Around that time, my second book was published, a musical history of Budapest – “Budapest, City of Music” (2009). I have come to regard Budapest as my second home over the last 20 years. I am also on the point of publishing a small book about singing – “Thoughts on Singing”. (I object to the huge tomes of 500 pages about singing, with their gruesome diagrams of dead larynxes and people’s torsos chopped in half, accompanied by exercises people do not understand.) That should be available by Christmas 2014.
PH: What are your future plans?
NC: Some more writing. I intend to continue a big book about the countertenor I started some time ago. I also want to write a biography of probably the most technically vocally gifted singer the world has known, namely Farinelli. He had such an interesting life as well as a fabulous career. I am now 58 and hope to keep singing for another 10 years at least, if my body allows me. Gasparo Pacchiarotti I mentioned earlier once said “the problem for us singers is the more we understand about how to sing the less our body lets us do it”. And I will keep teaching as long as possible.
PH: When it is not music, what interests you?
NC: I love gardening. It uses a different part of my brain: you have to do shape, colour, space, texture, scent etc. I love it. It is hard work but very therapeutic. It makes your knees hurt and your brain rejoice. I have a big garden at home which I have done with my bare hands, turning it from a very well-kept but really rather stiff plot of land to something that I hope has a bit of shape. I also love reading, particularly 19th century novels, and not necessarily the great classics. I am reading Stanley Weyman at the moment; he wrote historical novels of a sort-of sub-Alexander Dumas genre. They are not great literature but great fun. I am nuts about antiques. And I love jewellery - an interest inspired by the fabulous jewellery I have seen at the National Museum in Budapest; I like rocks and stones and gold and silver.
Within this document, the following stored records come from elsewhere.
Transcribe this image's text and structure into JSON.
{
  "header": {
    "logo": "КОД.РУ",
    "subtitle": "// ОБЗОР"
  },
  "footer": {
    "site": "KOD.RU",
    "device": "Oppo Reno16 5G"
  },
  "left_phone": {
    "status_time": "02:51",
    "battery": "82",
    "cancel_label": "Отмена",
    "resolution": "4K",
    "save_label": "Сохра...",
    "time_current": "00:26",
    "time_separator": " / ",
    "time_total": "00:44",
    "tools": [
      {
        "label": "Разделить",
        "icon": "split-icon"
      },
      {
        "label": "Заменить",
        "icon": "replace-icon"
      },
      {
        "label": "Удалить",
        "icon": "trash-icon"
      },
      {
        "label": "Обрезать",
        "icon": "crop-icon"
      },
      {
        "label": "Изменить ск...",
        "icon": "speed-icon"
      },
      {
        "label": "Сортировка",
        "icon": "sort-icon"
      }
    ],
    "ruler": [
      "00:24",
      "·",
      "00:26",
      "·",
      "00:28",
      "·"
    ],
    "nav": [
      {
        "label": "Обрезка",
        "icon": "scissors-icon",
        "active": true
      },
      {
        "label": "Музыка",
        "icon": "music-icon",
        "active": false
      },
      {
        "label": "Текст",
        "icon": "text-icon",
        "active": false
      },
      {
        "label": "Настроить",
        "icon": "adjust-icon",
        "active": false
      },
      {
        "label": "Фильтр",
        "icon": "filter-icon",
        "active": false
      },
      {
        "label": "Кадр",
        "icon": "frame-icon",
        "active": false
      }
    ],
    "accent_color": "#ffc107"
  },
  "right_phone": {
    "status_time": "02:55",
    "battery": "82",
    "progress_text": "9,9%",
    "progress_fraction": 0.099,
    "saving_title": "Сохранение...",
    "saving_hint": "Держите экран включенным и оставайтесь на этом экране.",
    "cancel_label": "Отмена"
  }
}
I also love cooking…and I am quite good at it!
PH: Nicholas, thank you so much. It has been most interesting talking to you.